> TRY IT
All lines in the records below with the word "subtitle" must be returned.

Collection entries
__________

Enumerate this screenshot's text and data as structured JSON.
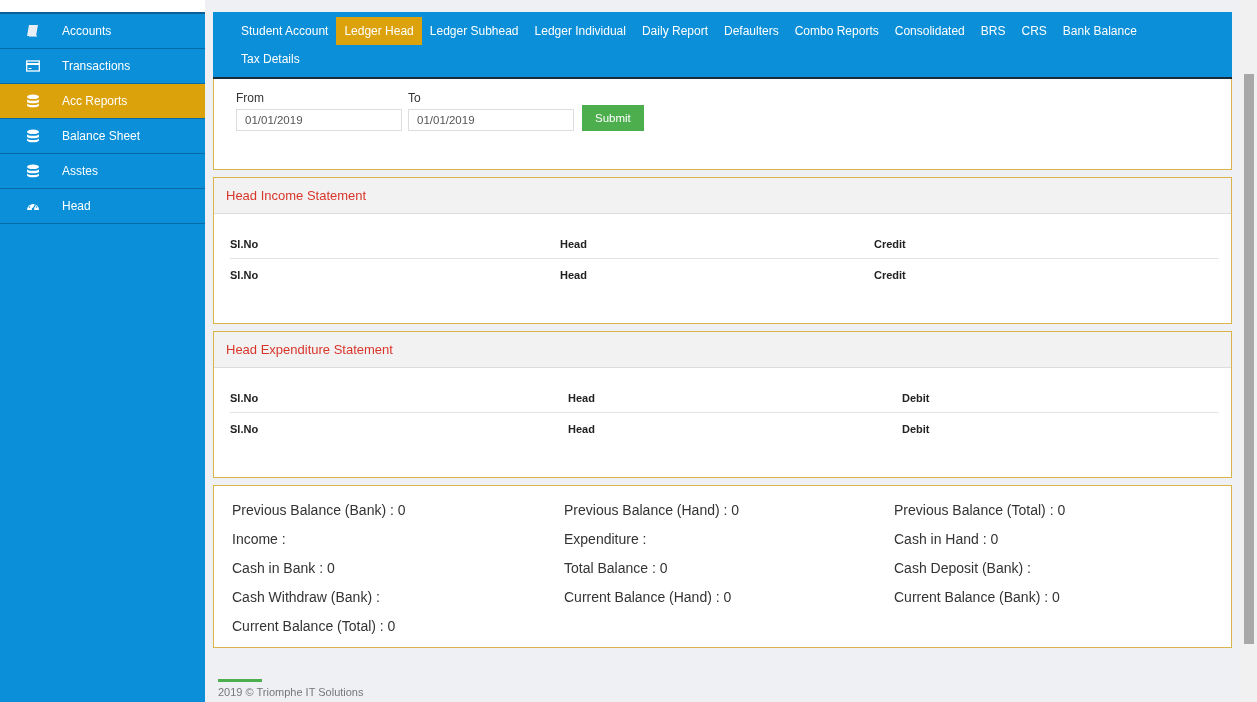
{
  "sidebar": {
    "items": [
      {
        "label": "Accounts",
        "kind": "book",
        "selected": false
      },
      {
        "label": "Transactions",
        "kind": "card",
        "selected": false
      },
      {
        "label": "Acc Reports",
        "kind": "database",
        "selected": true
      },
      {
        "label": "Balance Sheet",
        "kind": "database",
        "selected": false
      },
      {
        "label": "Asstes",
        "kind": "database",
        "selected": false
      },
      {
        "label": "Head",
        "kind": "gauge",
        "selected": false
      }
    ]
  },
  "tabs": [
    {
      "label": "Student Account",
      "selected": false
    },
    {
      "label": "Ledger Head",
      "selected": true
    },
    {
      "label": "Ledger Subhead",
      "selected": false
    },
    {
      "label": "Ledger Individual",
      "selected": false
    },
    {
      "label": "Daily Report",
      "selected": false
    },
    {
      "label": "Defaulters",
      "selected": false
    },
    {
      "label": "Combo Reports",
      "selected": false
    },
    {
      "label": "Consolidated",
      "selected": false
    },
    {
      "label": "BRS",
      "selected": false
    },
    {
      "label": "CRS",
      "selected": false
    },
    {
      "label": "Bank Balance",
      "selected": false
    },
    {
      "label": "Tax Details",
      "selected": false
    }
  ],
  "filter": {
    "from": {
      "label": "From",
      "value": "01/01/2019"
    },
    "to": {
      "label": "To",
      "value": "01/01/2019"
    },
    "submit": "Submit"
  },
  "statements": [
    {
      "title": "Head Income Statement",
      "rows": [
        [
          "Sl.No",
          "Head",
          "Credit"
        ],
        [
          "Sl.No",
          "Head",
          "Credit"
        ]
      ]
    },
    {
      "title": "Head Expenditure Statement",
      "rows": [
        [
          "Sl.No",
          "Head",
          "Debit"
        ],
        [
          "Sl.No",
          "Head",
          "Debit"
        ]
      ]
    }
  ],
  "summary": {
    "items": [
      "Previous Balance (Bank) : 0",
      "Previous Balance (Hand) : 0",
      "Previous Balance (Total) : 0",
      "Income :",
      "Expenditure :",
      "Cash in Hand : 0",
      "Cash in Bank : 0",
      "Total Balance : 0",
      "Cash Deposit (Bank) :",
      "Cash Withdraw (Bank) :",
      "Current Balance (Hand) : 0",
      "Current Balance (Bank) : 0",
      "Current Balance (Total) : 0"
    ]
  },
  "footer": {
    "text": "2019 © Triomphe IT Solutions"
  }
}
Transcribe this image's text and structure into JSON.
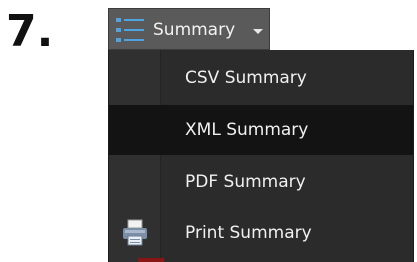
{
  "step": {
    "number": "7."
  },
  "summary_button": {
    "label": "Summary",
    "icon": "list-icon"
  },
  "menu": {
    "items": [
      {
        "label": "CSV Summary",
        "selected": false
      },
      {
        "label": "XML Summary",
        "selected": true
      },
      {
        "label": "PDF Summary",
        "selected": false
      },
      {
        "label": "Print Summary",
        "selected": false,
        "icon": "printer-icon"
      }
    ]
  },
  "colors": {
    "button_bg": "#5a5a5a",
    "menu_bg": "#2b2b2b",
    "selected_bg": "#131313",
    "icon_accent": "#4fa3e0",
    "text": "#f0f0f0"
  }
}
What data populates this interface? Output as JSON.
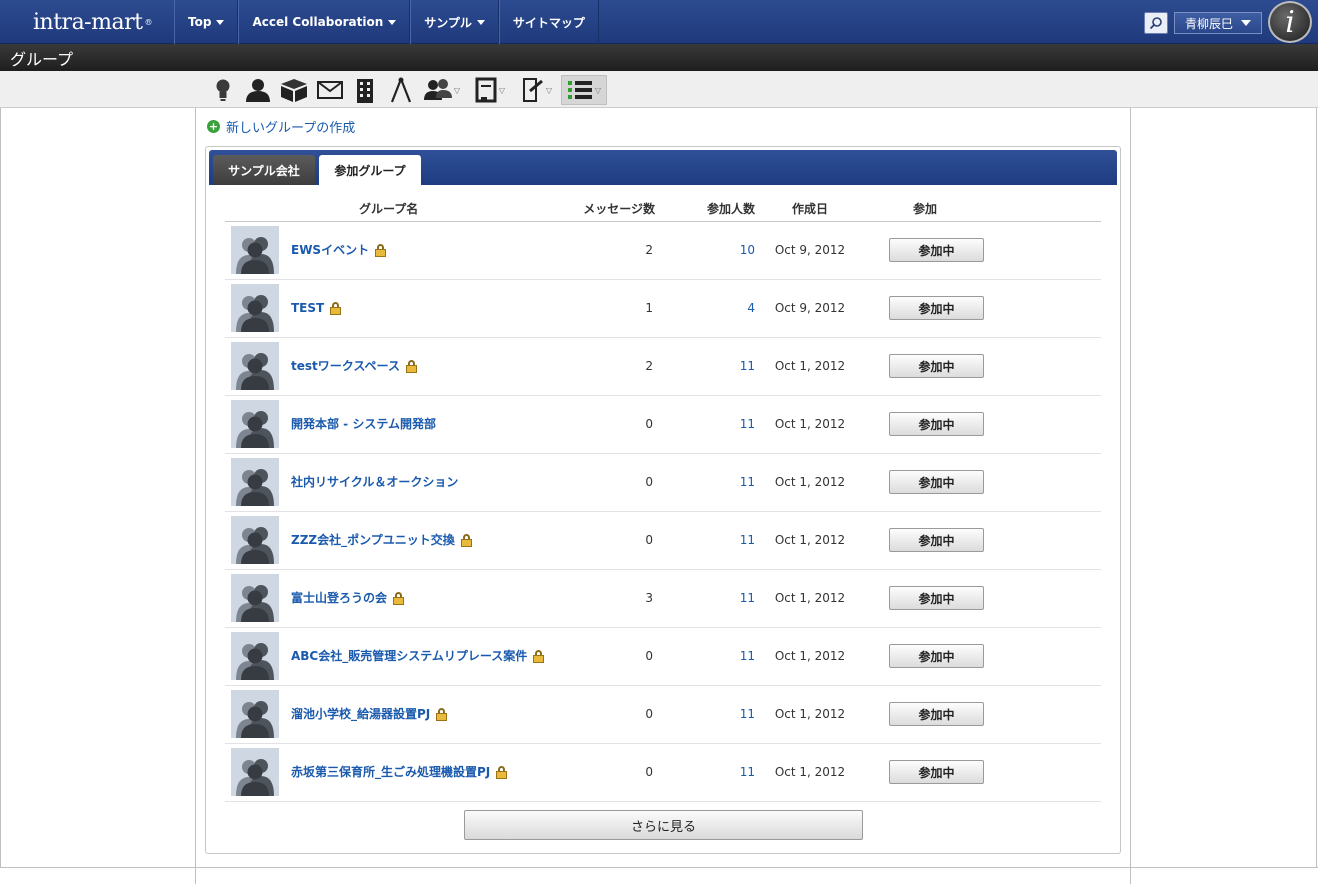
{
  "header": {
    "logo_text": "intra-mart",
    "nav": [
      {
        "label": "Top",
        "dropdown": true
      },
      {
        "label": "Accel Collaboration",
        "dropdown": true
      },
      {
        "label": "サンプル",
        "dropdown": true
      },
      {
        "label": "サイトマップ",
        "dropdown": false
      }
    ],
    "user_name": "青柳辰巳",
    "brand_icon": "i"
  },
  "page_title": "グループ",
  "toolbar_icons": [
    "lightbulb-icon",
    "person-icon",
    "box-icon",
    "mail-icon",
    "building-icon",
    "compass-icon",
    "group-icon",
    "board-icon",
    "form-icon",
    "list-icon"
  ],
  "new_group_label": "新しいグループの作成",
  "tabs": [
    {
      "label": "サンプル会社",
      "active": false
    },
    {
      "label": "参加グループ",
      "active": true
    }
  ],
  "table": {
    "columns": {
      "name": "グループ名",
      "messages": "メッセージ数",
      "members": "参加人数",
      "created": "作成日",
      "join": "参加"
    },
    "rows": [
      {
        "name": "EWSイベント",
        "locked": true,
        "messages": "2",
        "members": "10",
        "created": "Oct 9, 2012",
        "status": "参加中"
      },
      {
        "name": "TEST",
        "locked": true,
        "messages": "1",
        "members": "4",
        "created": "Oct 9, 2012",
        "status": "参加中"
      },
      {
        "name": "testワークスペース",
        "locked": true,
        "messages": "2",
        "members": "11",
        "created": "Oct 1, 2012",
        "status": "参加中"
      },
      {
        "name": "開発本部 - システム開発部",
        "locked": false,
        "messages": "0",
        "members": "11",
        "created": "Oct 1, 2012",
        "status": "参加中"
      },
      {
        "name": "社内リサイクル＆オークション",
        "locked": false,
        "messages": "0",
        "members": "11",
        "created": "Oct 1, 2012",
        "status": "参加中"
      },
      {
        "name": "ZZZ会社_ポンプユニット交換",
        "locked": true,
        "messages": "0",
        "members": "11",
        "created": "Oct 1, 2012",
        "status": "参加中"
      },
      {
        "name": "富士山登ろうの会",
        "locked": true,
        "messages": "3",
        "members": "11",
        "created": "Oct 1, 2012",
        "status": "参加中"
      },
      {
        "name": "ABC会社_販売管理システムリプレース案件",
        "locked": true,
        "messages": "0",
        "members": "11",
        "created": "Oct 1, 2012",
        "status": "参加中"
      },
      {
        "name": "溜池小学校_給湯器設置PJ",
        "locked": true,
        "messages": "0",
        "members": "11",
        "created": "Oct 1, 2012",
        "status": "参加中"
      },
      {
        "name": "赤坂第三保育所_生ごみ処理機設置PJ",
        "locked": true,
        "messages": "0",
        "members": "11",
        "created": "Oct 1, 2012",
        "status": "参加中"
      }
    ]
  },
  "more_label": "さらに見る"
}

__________

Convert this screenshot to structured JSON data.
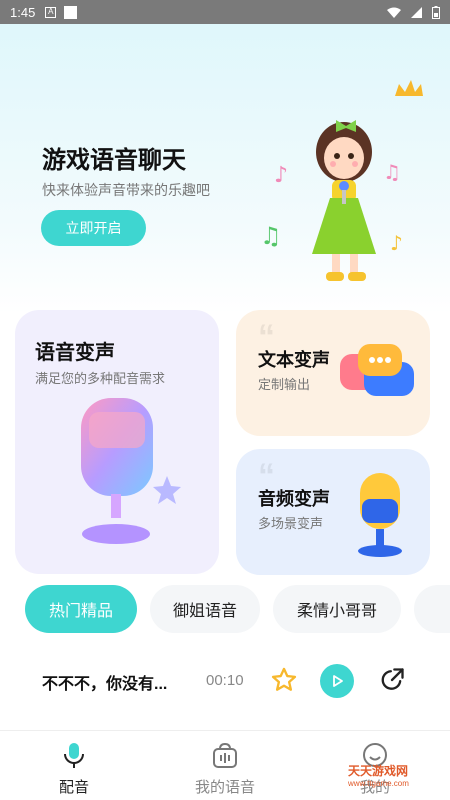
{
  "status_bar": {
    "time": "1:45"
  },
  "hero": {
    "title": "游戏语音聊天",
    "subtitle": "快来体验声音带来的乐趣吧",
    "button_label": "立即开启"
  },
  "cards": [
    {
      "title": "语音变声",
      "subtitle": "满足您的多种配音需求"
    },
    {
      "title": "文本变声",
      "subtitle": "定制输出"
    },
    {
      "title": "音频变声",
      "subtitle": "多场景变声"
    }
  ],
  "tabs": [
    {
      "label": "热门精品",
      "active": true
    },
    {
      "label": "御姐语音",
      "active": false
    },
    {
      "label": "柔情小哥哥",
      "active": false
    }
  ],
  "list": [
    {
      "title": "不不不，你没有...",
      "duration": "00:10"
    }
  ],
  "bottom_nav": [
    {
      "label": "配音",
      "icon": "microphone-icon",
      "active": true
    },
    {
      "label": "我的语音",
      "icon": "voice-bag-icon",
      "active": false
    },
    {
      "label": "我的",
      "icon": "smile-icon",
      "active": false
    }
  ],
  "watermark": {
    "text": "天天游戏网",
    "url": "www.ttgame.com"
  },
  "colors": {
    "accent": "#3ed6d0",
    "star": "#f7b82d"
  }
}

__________

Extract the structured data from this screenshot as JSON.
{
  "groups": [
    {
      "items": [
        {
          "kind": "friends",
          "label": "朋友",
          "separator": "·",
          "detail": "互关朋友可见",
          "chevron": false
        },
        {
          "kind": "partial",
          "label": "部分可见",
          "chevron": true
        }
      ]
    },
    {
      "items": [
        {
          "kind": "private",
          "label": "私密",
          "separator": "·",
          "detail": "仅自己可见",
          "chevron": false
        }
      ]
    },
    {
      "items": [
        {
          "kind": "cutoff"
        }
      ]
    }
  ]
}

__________

> REPLY
    "subtitle": "快来体验声音带来的乐趣吧",
      "subtitle": "满足您的多种配音需求"
      "subtitle": "定制输出"
      "subtitle": "多场景变声"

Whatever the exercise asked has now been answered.